The California-based company Artelo Biosciences, Inc. (Nasdaq: ARTL) says it has developed a novel variation of cannabidiol (CBD) that has shown promising results in animal studies indicating that it may be a superior alternative to the standard widely-used cannabinoid.
The company presented findings on the ART12.11 cocrystal CBD composition on Sunday at the 33rd International Cannabinoid Research Society (ICRS) Symposium in Toronto, Ontario. Artelo says the patented CBD variation has shown superior bioavailability and efficacy for the treatment of anxiety, PTSD and depression in preclinical studies.
Artelo’s President and CEO Gregory D. Gorgas says the company believes the cannabinoid variation could potentially have a major role in the depression and anxiety market, worth an estimated US$11 billion.
Rodent studies on ART12.11 at the University of Western Ontario showed that the drug had strong anxiety-reducing and anti-depressive effects that significantly outperformed standard CBD.
“A multiple-dose pharmacokinetic animal study conducted at different research laboratories showed that this novel cocrystal form of CBD demonstrated improved pharmaceutical properties, including solubility and dissolution, and delivered higher plasma levels of CBD and its major metabolite compared to CBD alone,” said Saoirse O’Sullivan, Vice President of Translational Sciences at Artelo.
The Toronto symposium is currently ongoing until June 29, features over 75 oral presentations and focuses on providing a forum for cannabinoid researchers to meet and discuss their findings. The ICRS is composed of 40 countries and has over 650 members from around the globe.

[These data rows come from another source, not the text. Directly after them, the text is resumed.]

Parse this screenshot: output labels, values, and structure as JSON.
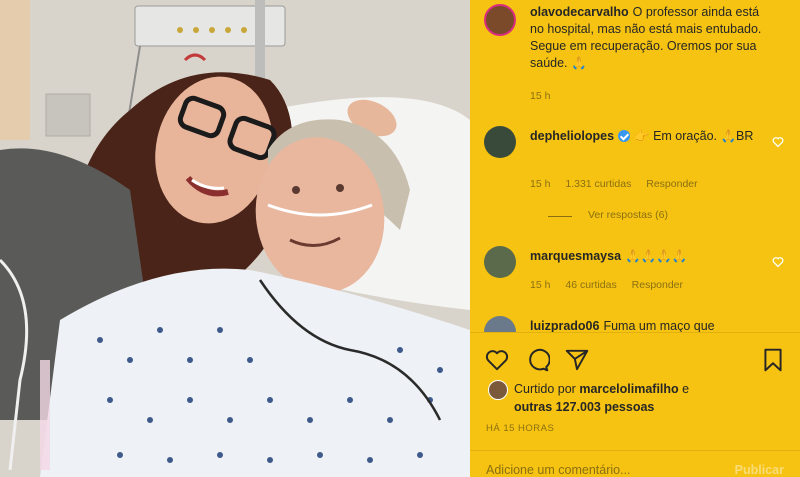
{
  "post": {
    "caption_user": "olavodecarvalho",
    "caption_text": "O professor ainda está no hospital, mas não está mais entubado. Segue em recuperação. Oremos por sua saúde. 🙏",
    "caption_time": "15 h"
  },
  "comments": [
    {
      "user": "depheliolopes",
      "text": "👉 Em oração. 🙏BR",
      "time": "15 h",
      "likes": "1.331 curtidas",
      "reply": "Responder",
      "view_replies": "Ver respostas (6)"
    },
    {
      "user": "marquesmaysa",
      "text": "🙏🙏🙏🙏",
      "time": "15 h",
      "likes": "46 curtidas",
      "reply": "Responder"
    },
    {
      "user": "luizprado06",
      "text": "Fuma um maço que"
    }
  ],
  "likes": {
    "prefix": "Curtido por",
    "user": "marcelolimafilho",
    "conj": "e",
    "others": "outras 127.003 pessoas"
  },
  "timestamp": "HÁ 15 HORAS",
  "comment_box": {
    "placeholder": "Adicione um comentário...",
    "publish": "Publicar"
  },
  "colors": {
    "panel": "#f6c312",
    "text": "#262626",
    "muted": "#8a6f12",
    "verified": "#3897f0"
  },
  "icons": [
    "heart-icon",
    "comment-icon",
    "share-icon",
    "save-icon"
  ]
}
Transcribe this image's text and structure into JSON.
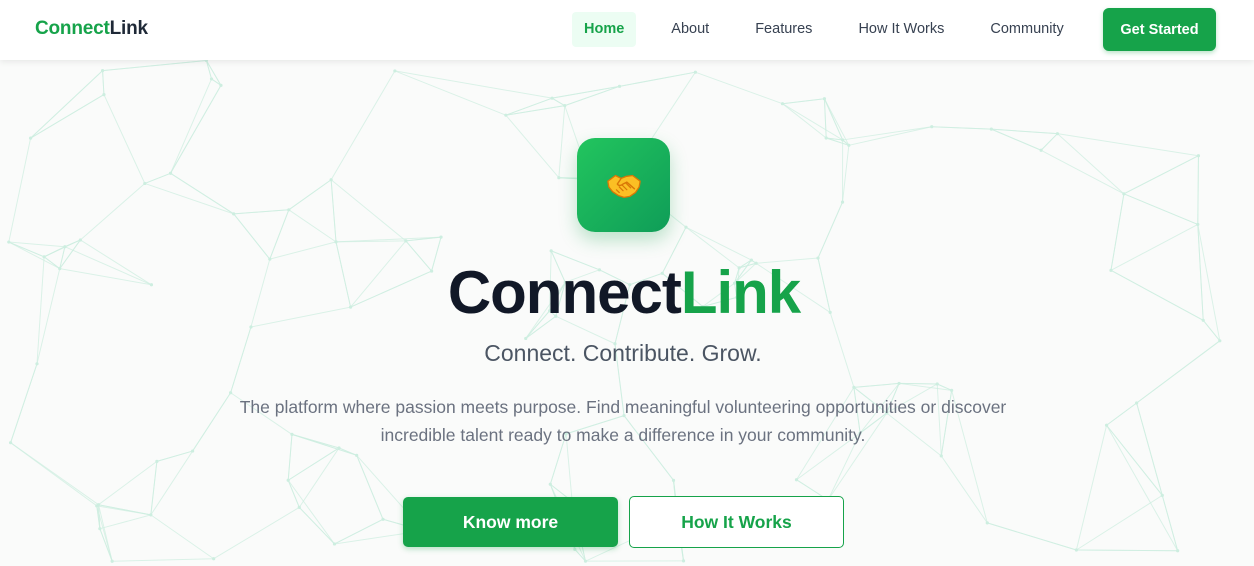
{
  "nav": {
    "brand_part1": "Connect",
    "brand_part2": "Link",
    "links": [
      {
        "label": "Home",
        "active": true
      },
      {
        "label": "About",
        "active": false
      },
      {
        "label": "Features",
        "active": false
      },
      {
        "label": "How It Works",
        "active": false
      },
      {
        "label": "Community",
        "active": false
      }
    ],
    "cta_label": "Get Started"
  },
  "hero": {
    "icon": "handshake-icon",
    "title_part1": "Connect",
    "title_part2": "Link",
    "tagline": "Connect. Contribute. Grow.",
    "description": "The platform where passion meets purpose. Find meaningful volunteering opportunities or discover incredible talent ready to make a difference in your community.",
    "primary_button": "Know more",
    "secondary_button": "How It Works"
  },
  "colors": {
    "brand_green": "#16a34a",
    "active_tab_bg": "#ecfdf3",
    "heading_dark": "#111827",
    "background": "#fafbfa",
    "network_lines": "#cdeee0"
  }
}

In addition to depression, PTSD and anxiety, Artelo is actively involved in developing treatments for other conditions like anorexia, inflammation and cancer.

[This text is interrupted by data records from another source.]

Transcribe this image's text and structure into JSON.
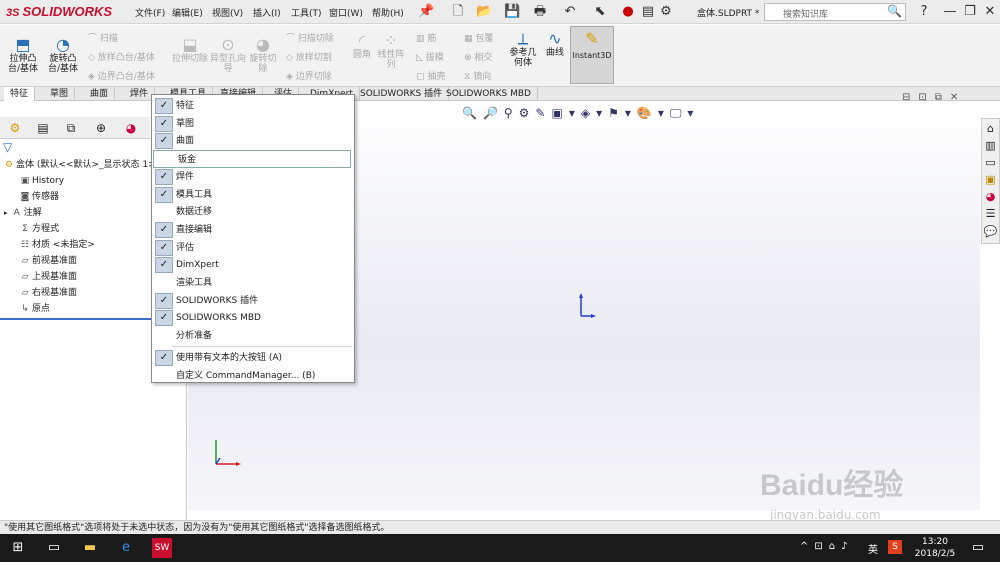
{
  "app": {
    "logo": "SOLIDWORKS",
    "doc_title": "盒体.SLDPRT *",
    "search_placeholder": "搜索知识库"
  },
  "menus": [
    "文件(F)",
    "编辑(E)",
    "视图(V)",
    "插入(I)",
    "工具(T)",
    "窗口(W)",
    "帮助(H)"
  ],
  "ribbon": {
    "extrude_boss": "拉伸凸台/基体",
    "revolve_boss": "旋转凸台/基体",
    "sweep": "扫描",
    "loft": "放样凸台/基体",
    "boundary": "边界凸台/基体",
    "extrude_cut": "拉伸切除",
    "hole_wizard": "异型孔向导",
    "revolve_cut": "旋转切除",
    "sweep_cut": "扫描切除",
    "loft_cut": "放样切割",
    "boundary_cut": "边界切除",
    "fillet": "圆角",
    "linear_pattern": "线性阵列",
    "rib": "筋",
    "draft": "拔模",
    "shell": "抽壳",
    "wrap": "包覆",
    "intersect": "相交",
    "mirror": "镜向",
    "ref_geometry": "参考几何体",
    "curves": "曲线",
    "instant3d": "Instant3D"
  },
  "tabs": [
    "特征",
    "草图",
    "曲面",
    "焊件",
    "模具工具",
    "直接编辑",
    "评估",
    "DimXpert",
    "SOLIDWORKS 插件",
    "SOLIDWORKS MBD"
  ],
  "tree": {
    "root": "盒体 (默认<<默认>_显示状态 1>)",
    "items": [
      "History",
      "传感器",
      "注解",
      "方程式",
      "材质 <未指定>",
      "前视基准面",
      "上视基准面",
      "右视基准面",
      "原点"
    ]
  },
  "context_menu": {
    "items": [
      {
        "label": "特征",
        "checked": true
      },
      {
        "label": "草图",
        "checked": true
      },
      {
        "label": "曲面",
        "checked": true
      },
      {
        "label": "钣金",
        "checked": false
      },
      {
        "label": "焊件",
        "checked": true
      },
      {
        "label": "模具工具",
        "checked": true
      },
      {
        "label": "数据迁移",
        "checked": false
      },
      {
        "label": "直接编辑",
        "checked": true
      },
      {
        "label": "评估",
        "checked": true
      },
      {
        "label": "DimXpert",
        "checked": true
      },
      {
        "label": "渲染工具",
        "checked": false
      },
      {
        "label": "SOLIDWORKS 插件",
        "checked": true
      },
      {
        "label": "SOLIDWORKS MBD",
        "checked": true
      },
      {
        "label": "分析准备",
        "checked": false
      }
    ],
    "large_buttons": "使用带有文本的大按钮 (A)",
    "customize": "自定义 CommandManager... (B)"
  },
  "status": {
    "message": "\"使用其它图纸格式\"选项将处于未选中状态，因为没有为\"使用其它图纸格式\"选择备选图纸格式。"
  },
  "taskbar": {
    "time": "13:20",
    "date": "2018/2/5",
    "ime": "英"
  },
  "watermark": {
    "text": "Baidu经验",
    "url": "jingyan.baidu.com"
  }
}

The company had US$15.5 million cash on hand at the end of Q1 this year and 2.85 million issued and outstanding common shares at the end of the quarter.
Artelo’s shares stayed flat Monday at US$1.95 on the Nasdaq Stock Exchange.